Trip in Bayeux Adds Depth to Study

Tuesday, August 5, 2008

During the summer months, most UWG students are content to take a well-deserved break before starting school again in the fall. Others take advantage of the time by studying abroad, like the 10 art students who traveled to Bayeux, France in July. The trip, spearheaded by Dr. Anne Gaquere, lecturer and Art Study Abroad program director, and Kevin Shunn, chair of the Art Department, was a unique opportunity for students to witness firsthand what they typically only see in textbooks.

"For art majors, research is critical,” said Shunn. “A trip like this can help students develop a foundation for that research, as well as enhance what they already know.”

Two other faculty members from the Art Department, Perry Kirk and Kevin Rutherford, traveled to Bayeux as well. Those participating in the program visited the Normandy region, Mont-Saint-Michel and the Loire Valley and spent an entire week in Paris. Not only did students tour the French countryside, they also spent plenty of time in famous museums and sites, which will be connected with what is taught in the traditional classroom.

Rather than simply reading about a gothic cathedral, students could touch it with their own hands.
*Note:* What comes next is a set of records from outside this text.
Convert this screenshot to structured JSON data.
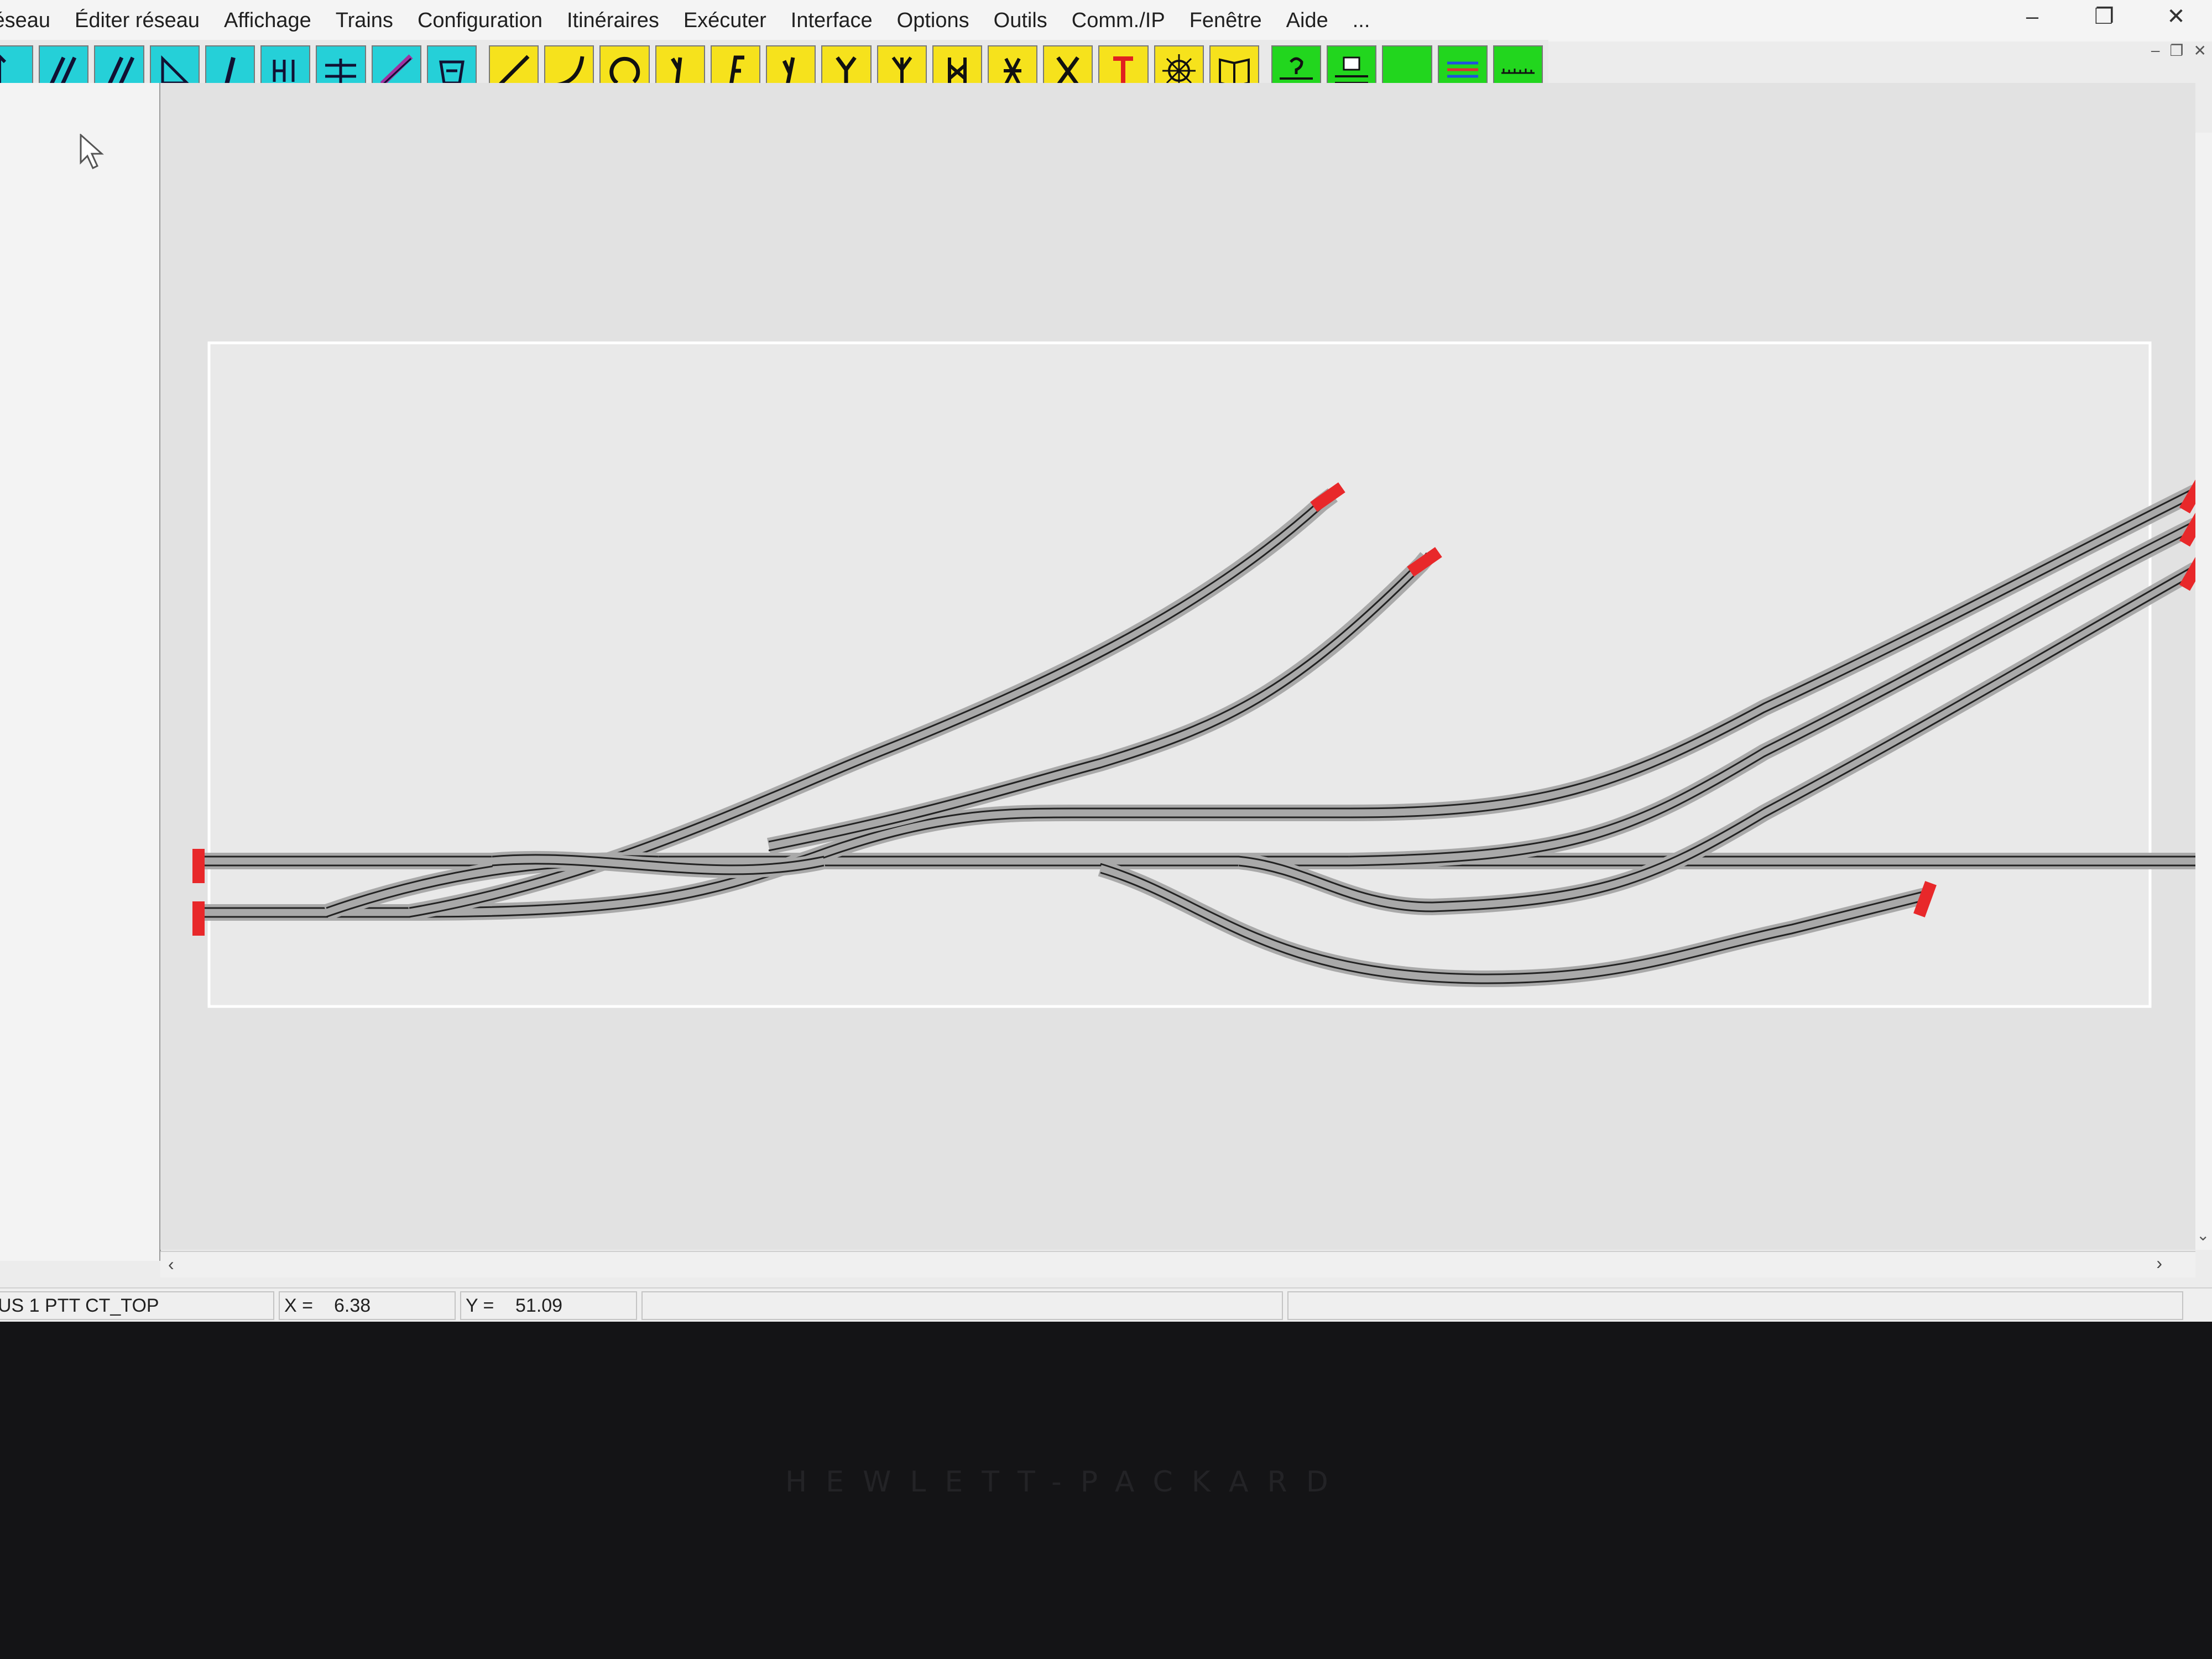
{
  "menu": {
    "items": [
      {
        "key": "reseau",
        "label": "Réseau"
      },
      {
        "key": "editer",
        "label": "Éditer réseau"
      },
      {
        "key": "affichage",
        "label": "Affichage"
      },
      {
        "key": "trains",
        "label": "Trains"
      },
      {
        "key": "configuration",
        "label": "Configuration"
      },
      {
        "key": "itineraires",
        "label": "Itinéraires"
      },
      {
        "key": "executer",
        "label": "Exécuter"
      },
      {
        "key": "interface",
        "label": "Interface"
      },
      {
        "key": "options",
        "label": "Options"
      },
      {
        "key": "outils",
        "label": "Outils"
      },
      {
        "key": "comm",
        "label": "Comm./IP"
      },
      {
        "key": "fenetre",
        "label": "Fenêtre"
      },
      {
        "key": "aide",
        "label": "Aide"
      },
      {
        "key": "more",
        "label": "..."
      }
    ]
  },
  "window_controls": {
    "minimize": "–",
    "restore": "❐",
    "close": "✕"
  },
  "mdi_controls": {
    "minimize": "–",
    "restore": "❐",
    "close": "✕"
  },
  "toolbar": {
    "buttons": [
      {
        "name": "select-tool",
        "color": "cyan",
        "glyph": "pointer"
      },
      {
        "name": "double-track-tool",
        "color": "cyan",
        "glyph": "double"
      },
      {
        "name": "parallel-track-tool",
        "color": "cyan",
        "glyph": "double2"
      },
      {
        "name": "polygon-tool",
        "color": "cyan",
        "glyph": "poly"
      },
      {
        "name": "single-line-tool",
        "color": "cyan",
        "glyph": "slash"
      },
      {
        "name": "signal-tool",
        "color": "cyan",
        "glyph": "hi"
      },
      {
        "name": "bridge-tool",
        "color": "cyan",
        "glyph": "bridge"
      },
      {
        "name": "diagonal-tool",
        "color": "cyan",
        "glyph": "diag"
      },
      {
        "name": "turntable-tool",
        "color": "cyan",
        "glyph": "cup"
      },
      {
        "name": "straight-track-tool",
        "color": "yellow",
        "glyph": "line"
      },
      {
        "name": "curve-track-tool",
        "color": "yellow",
        "glyph": "curve"
      },
      {
        "name": "loop-track-tool",
        "color": "yellow",
        "glyph": "loop"
      },
      {
        "name": "left-turnout-tool",
        "color": "yellow",
        "glyph": "y1"
      },
      {
        "name": "right-turnout-tool",
        "color": "yellow",
        "glyph": "f"
      },
      {
        "name": "curved-turnout-tool",
        "color": "yellow",
        "glyph": "y2"
      },
      {
        "name": "wye-turnout-tool",
        "color": "yellow",
        "glyph": "y"
      },
      {
        "name": "three-way-turnout-tool",
        "color": "yellow",
        "glyph": "w"
      },
      {
        "name": "double-slip-tool",
        "color": "yellow",
        "glyph": "slip"
      },
      {
        "name": "single-slip-tool",
        "color": "yellow",
        "glyph": "slip2"
      },
      {
        "name": "crossing-tool",
        "color": "yellow",
        "glyph": "x"
      },
      {
        "name": "track-end-tool",
        "color": "yellow",
        "glyph": "t"
      },
      {
        "name": "turntable-yard-tool",
        "color": "yellow",
        "glyph": "star"
      },
      {
        "name": "book-tool",
        "color": "yellow",
        "glyph": "book"
      },
      {
        "name": "help-signal-tool",
        "color": "green",
        "glyph": "q"
      },
      {
        "name": "block-tool",
        "color": "green",
        "glyph": "block"
      },
      {
        "name": "green-panel-tool",
        "color": "green",
        "glyph": "none"
      },
      {
        "name": "layers-tool",
        "color": "green",
        "glyph": "layers"
      },
      {
        "name": "ruler-tool",
        "color": "green",
        "glyph": "ruler"
      }
    ]
  },
  "layout": {
    "title": "US 1 PTT CT_TOP"
  },
  "status": {
    "layout_name": "US 1 PTT CT_TOP",
    "x_label": "X =",
    "x_value": "6.38",
    "y_label": "Y =",
    "y_value": "51.09",
    "empty_cell_1": "",
    "empty_cell_2": ""
  },
  "colors": {
    "track_bed": "#a9a9a9",
    "rail": "#222222",
    "bumper": "#e8282a",
    "tool_cyan": "#25d0d8",
    "tool_yellow": "#f6e21c",
    "tool_green": "#22d61e"
  },
  "bezel": {
    "brand": "HEWLETT-PACKARD"
  }
}
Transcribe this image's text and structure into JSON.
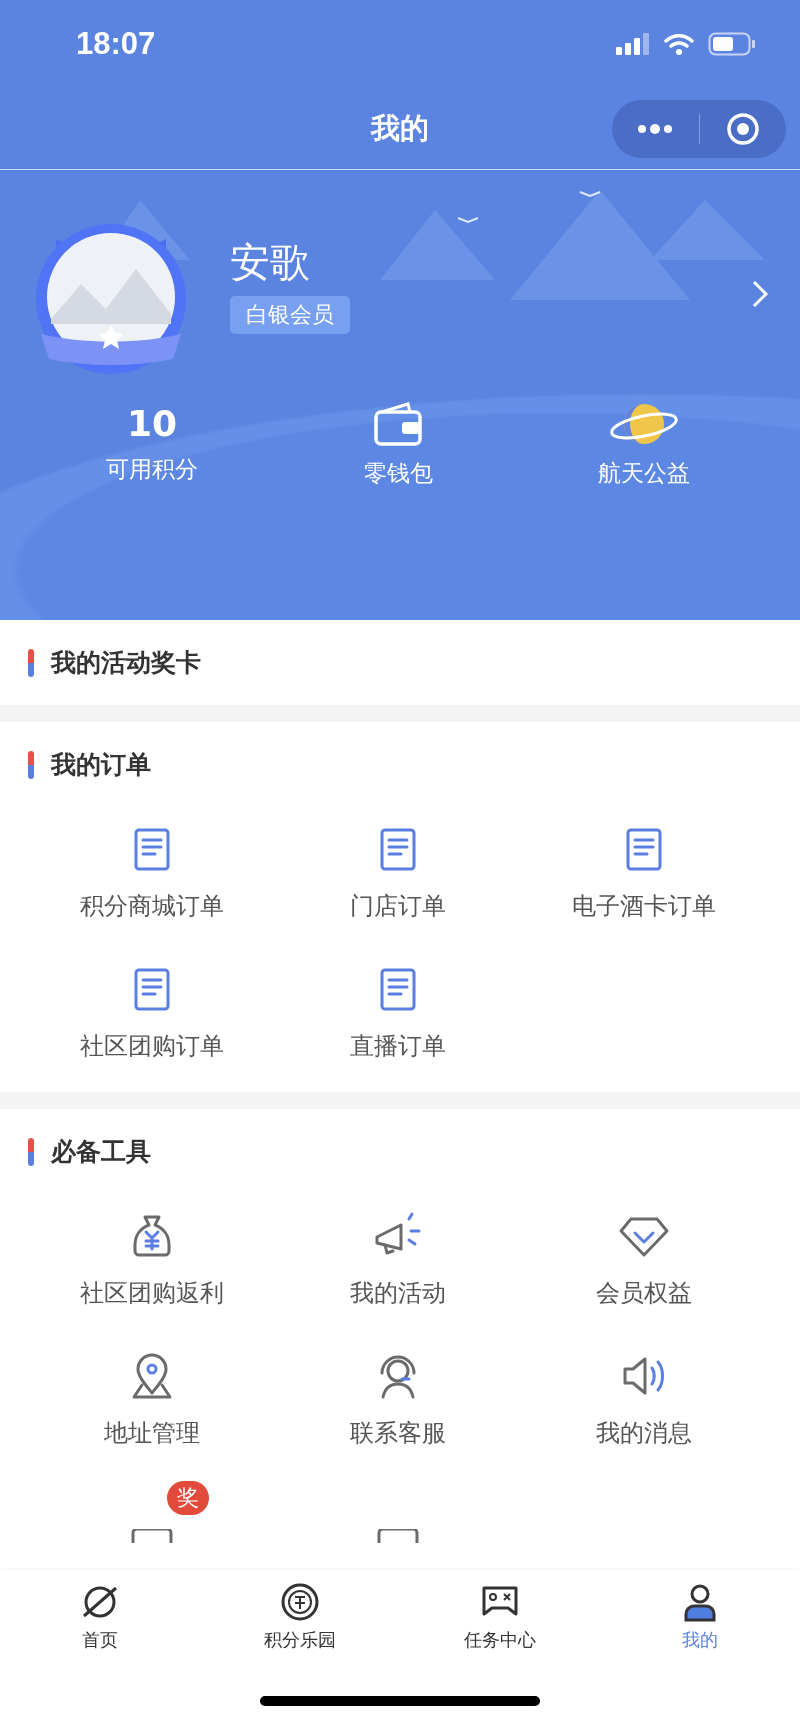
{
  "status_bar": {
    "time": "18:07"
  },
  "nav": {
    "title": "我的"
  },
  "profile": {
    "name": "安歌",
    "tier": "白银会员"
  },
  "stats": [
    {
      "kind": "number",
      "value": "10",
      "label": "可用积分"
    },
    {
      "kind": "wallet",
      "label": "零钱包"
    },
    {
      "kind": "planet",
      "label": "航天公益"
    }
  ],
  "sections": [
    {
      "title": "我的活动奖卡"
    },
    {
      "title": "我的订单",
      "items": [
        {
          "kind": "order",
          "label": "积分商城订单"
        },
        {
          "kind": "order",
          "label": "门店订单"
        },
        {
          "kind": "order",
          "label": "电子酒卡订单"
        },
        {
          "kind": "order",
          "label": "社区团购订单"
        },
        {
          "kind": "order",
          "label": "直播订单"
        }
      ]
    },
    {
      "title": "必备工具",
      "items": [
        {
          "kind": "moneybag",
          "label": "社区团购返利"
        },
        {
          "kind": "megaphone",
          "label": "我的活动"
        },
        {
          "kind": "diamond",
          "label": "会员权益"
        },
        {
          "kind": "location",
          "label": "地址管理"
        },
        {
          "kind": "support",
          "label": "联系客服"
        },
        {
          "kind": "speaker",
          "label": "我的消息"
        },
        {
          "kind": "peek",
          "badge": "奖"
        },
        {
          "kind": "peek"
        }
      ]
    }
  ],
  "tab_bar": [
    {
      "kind": "planet",
      "label": "首页",
      "selected": false
    },
    {
      "kind": "points",
      "label": "积分乐园",
      "selected": false
    },
    {
      "kind": "game",
      "label": "任务中心",
      "selected": false
    },
    {
      "kind": "person",
      "label": "我的",
      "selected": true
    }
  ]
}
Instead of listening to a lecture on Monet, they toured the gardens that inspired some of his greatest works.

“A large portion of the trip is devoted to museums and art galleries so that the individual can establish his or her own feelings about the culture,” Gaquere said. “Most students are like sponges and can absorb information about multiple disciplines at the same time.”

Shunn thinks people who participate in the program tend to retain the information much more effectively than if they had taken a typical on-campus class.

“Taking an art history class is one thing,” he said. “It’s something else entirely to experience these things in real life, up close and in three dimensions. They take on a whole new meaning.”

Bayeux, France, is also home to the world-famous Bayeux Tapestry, a 230-foot-long embroidered cloth that depicts the events leading up to the 1066 Norman invasion of England, along with the invasion itself. The University of West Georgia has the only full-scale replica of the tapestry in North America.